Offred is awakened by the sound of bells signaling a Salvaging, mirroring the one we saw in the premiere. The handmaids assemble in the park again, but this time, stones are brought in. When they each take one and form a circle, they find out who their intended victim is: Janine, who survived her plunge into the river and was convicted of endangering a child, for which the punishment is death by stoning. In the first episode, the group attacked the accused man on command. This time, though, they’re faced with brutally murdering someone they know and care for, and they can’t just comply. When Ofglen first tries to object, she’s beaten by a guard and taken away. When Aunt Lydia blows the whistle, Offred steps forward and lets her stone fall to the ground, and the others follow suit. They’re all sent home, but you know that’s not the end of this. They’ve won this battle, for now, but not the war.
Meanwhile, Moira’s bid to head north succeeds — she’s made it to Ontario, Canada, officially outside the confines of Gilead. It’s enough to make her collapse from shock and joy, but her journey isn’t over yet. She ends up at a refugee center, stunned and overwhelmed as a caseworker runs through a barrage of information and hands her things that were unthinkable in the land she left behind: a cell phone. Money. Health insurance cards. Welcome to Canada, indeed. That welcome becomes warmer when Luke arrives, having put Moira on his list of people (“family”) to be notified about should they escape Gilead. It’s a tearful reunion, and it’s all the more bittersweet because June is still trapped.
Offred knows she and the other handmaids will be punished for defying orders and refusing to kill Janine. And so, she waits. “This might be the last time I have to wait. But I don’t know what I’m waiting for,” she tells herself, a line pulled directly from Margaret Atwood’s text. But she’s not scared — instead, she feels “serene.”
“There’s a kind of hope, it seems, even in futility,” she muses. She tried to make the world a better place, even just a little bit, for Hannah. Then the inevitable happens: She sees a black van out the window, and Nick comes into her room and whispers, “Just go with it. Trust me.” Two guards enter and lead her out of the house, past a heartbroken Rita (a whisper from Offred points her in the direction of all the letters, and I wonder what she’ll do with them), an indignant Serena Joy (“After everything we’ve done for you!”), and the Commander, who can’t stop what’s happening.
Her head held high, she enters the back of the van and embarks toward an uncertain future. Atwood’s text is again used word for word: “Whether this is my end or a new beginning I have no way of knowing: I have given myself over into the hands of strangers, because it can’t be helped,” she tells us. “And so I step up, into the darkness within; or else the light.”
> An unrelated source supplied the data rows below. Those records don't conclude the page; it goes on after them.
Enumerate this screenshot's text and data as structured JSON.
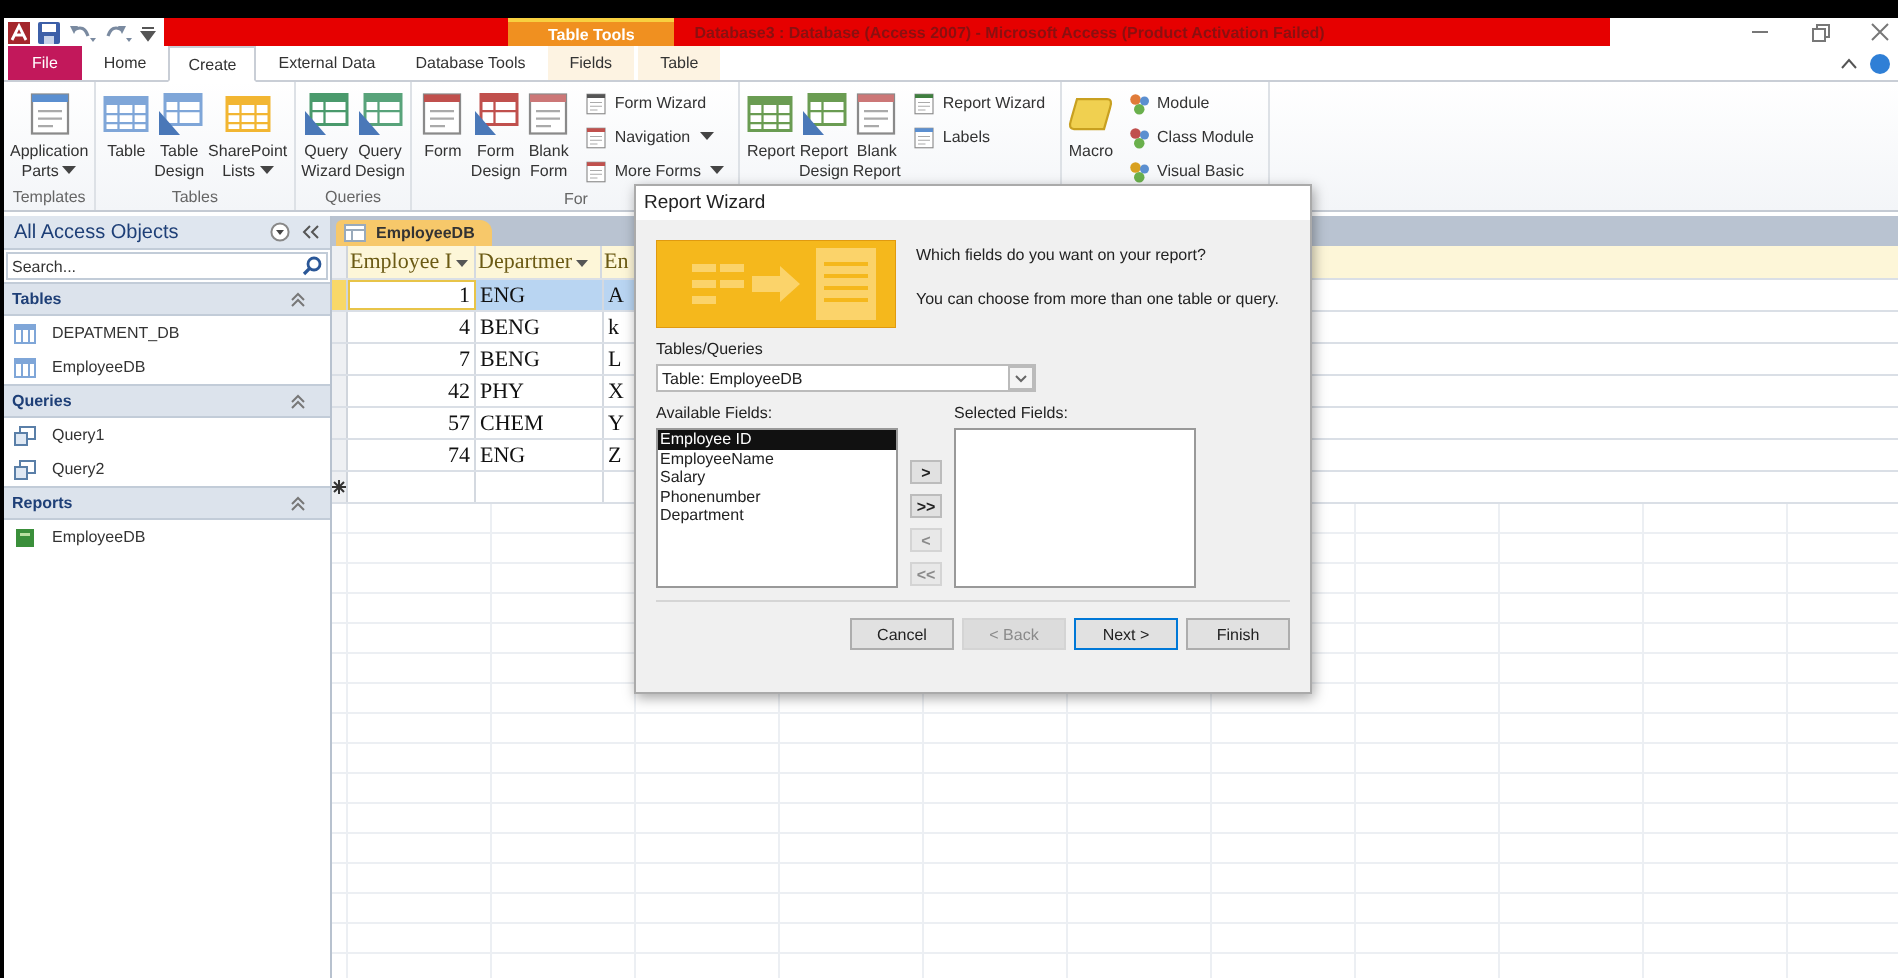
{
  "title_bar": {
    "context_tab": "Table Tools",
    "title": "Database3 : Database (Access 2007) - Microsoft Access (Product Activation Failed)"
  },
  "ribbon_tabs": [
    {
      "label": "File",
      "kind": "file",
      "selected": false
    },
    {
      "label": "Home",
      "kind": "tab",
      "selected": false
    },
    {
      "label": "Create",
      "kind": "tab",
      "selected": true
    },
    {
      "label": "External Data",
      "kind": "tab",
      "selected": false
    },
    {
      "label": "Database Tools",
      "kind": "tab",
      "selected": false
    },
    {
      "label": "Fields",
      "kind": "context",
      "selected": false
    },
    {
      "label": "Table",
      "kind": "context",
      "selected": false
    }
  ],
  "ribbon_groups": [
    {
      "label": "Templates",
      "large_buttons": [
        {
          "label": "Application Parts",
          "kind": "app-parts",
          "menu": true
        }
      ]
    },
    {
      "label": "Tables",
      "large_buttons": [
        {
          "label": "Table",
          "kind": "table",
          "menu": false
        },
        {
          "label": "Table Design",
          "kind": "table-design",
          "menu": false
        },
        {
          "label": "SharePoint Lists",
          "kind": "sharepoint",
          "menu": true
        }
      ]
    },
    {
      "label": "Queries",
      "large_buttons": [
        {
          "label": "Query Wizard",
          "kind": "query-wizard",
          "menu": false
        },
        {
          "label": "Query Design",
          "kind": "query-design",
          "menu": false
        }
      ]
    },
    {
      "label": "For",
      "large_buttons": [
        {
          "label": "Form",
          "kind": "form",
          "menu": false
        },
        {
          "label": "Form Design",
          "kind": "form-design",
          "menu": false
        },
        {
          "label": "Blank Form",
          "kind": "blank",
          "menu": false
        }
      ],
      "small_buttons": [
        {
          "label": "Form Wizard",
          "kind": "form-wizard",
          "menu": false
        },
        {
          "label": "Navigation",
          "kind": "navigation",
          "menu": true
        },
        {
          "label": "More Forms",
          "kind": "more-forms",
          "menu": true
        }
      ]
    },
    {
      "large_buttons": [
        {
          "label": "Report",
          "kind": "report",
          "menu": false
        },
        {
          "label": "Report Design",
          "kind": "report-design",
          "menu": false
        },
        {
          "label": "Blank Report",
          "kind": "blank",
          "menu": false
        }
      ],
      "small_buttons": [
        {
          "label": "Report Wizard",
          "kind": "report-wizard",
          "menu": false
        },
        {
          "label": "Labels",
          "kind": "labels",
          "menu": false
        }
      ]
    },
    {
      "large_buttons": [
        {
          "label": "Macro",
          "kind": "macro",
          "menu": false
        }
      ],
      "small_buttons": [
        {
          "label": "Module",
          "kind": "module",
          "menu": false
        },
        {
          "label": "Class Module",
          "kind": "class-module",
          "menu": false
        },
        {
          "label": "Visual Basic",
          "kind": "visual-basic",
          "menu": false
        }
      ]
    }
  ],
  "nav_pane": {
    "title": "All Access Objects",
    "search": {
      "placeholder": "Search..."
    },
    "groups": [
      {
        "title": "Tables",
        "expanded": true,
        "items": [
          {
            "label": "DEPATMENT_DB",
            "kind": "table"
          },
          {
            "label": "EmployeeDB",
            "kind": "table"
          }
        ]
      },
      {
        "title": "Queries",
        "expanded": true,
        "items": [
          {
            "label": "Query1",
            "kind": "query"
          },
          {
            "label": "Query2",
            "kind": "query"
          }
        ]
      },
      {
        "title": "Reports",
        "expanded": true,
        "items": [
          {
            "label": "EmployeeDB",
            "kind": "report"
          }
        ]
      }
    ]
  },
  "document_tabs": [
    {
      "label": "EmployeeDB",
      "selected": true
    }
  ],
  "datasheet": {
    "columns": [
      {
        "label": "Employee I",
        "menu": true
      },
      {
        "label": "Departmer",
        "menu": true
      },
      {
        "label": "En",
        "menu": false
      }
    ],
    "rows": [
      {
        "cells": [
          "1",
          "ENG",
          "A"
        ],
        "selected": true
      },
      {
        "cells": [
          "4",
          "BENG",
          "k"
        ],
        "selected": false
      },
      {
        "cells": [
          "7",
          "BENG",
          "L"
        ],
        "selected": false
      },
      {
        "cells": [
          "42",
          "PHY",
          "X"
        ],
        "selected": false
      },
      {
        "cells": [
          "57",
          "CHEM",
          "Y"
        ],
        "selected": false
      },
      {
        "cells": [
          "74",
          "ENG",
          "Z"
        ],
        "selected": false
      }
    ]
  },
  "dialog": {
    "title": "Report Wizard",
    "prompt": "Which fields do you want on your report?",
    "hint": "You can choose from more than one table or query.",
    "source_label": "Tables/Queries",
    "source_value": "Table: EmployeeDB",
    "available_label": "Available Fields:",
    "available_fields": [
      {
        "label": "Employee ID",
        "selected": true
      },
      {
        "label": "EmployeeName",
        "selected": false
      },
      {
        "label": "Salary",
        "selected": false
      },
      {
        "label": "Phonenumber",
        "selected": false
      },
      {
        "label": "Department",
        "selected": false
      }
    ],
    "move_buttons": [
      {
        "label": ">",
        "disabled": false
      },
      {
        "label": ">>",
        "disabled": false
      },
      {
        "label": "<",
        "disabled": true
      },
      {
        "label": "<<",
        "disabled": true
      }
    ],
    "selected_label": "Selected Fields:",
    "buttons": [
      {
        "label": "Cancel",
        "disabled": false,
        "default": false
      },
      {
        "label": "< Back",
        "disabled": true,
        "default": false
      },
      {
        "label": "Next >",
        "disabled": false,
        "default": true
      },
      {
        "label": "Finish",
        "disabled": false,
        "default": false
      }
    ]
  }
}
That, of course, is where Offred’s part of The Handmaid’s Tale novel ends — there’s an epilogue, but that also doesn’t provide definitive answers about what happens to Offred after the van. Is this a journey toward imprisonment and death? An escape plan devised by the resistance? We don’t know, and neither does she, but Offred is ready to accept whatever comes. And we’ll find out more when the show returns for its second season.
And so, I’ll end this recap — and this riveting season — the same way that Professor Pieixoto does in that epilogue, with an invitation for discourse: “Are there any questions?”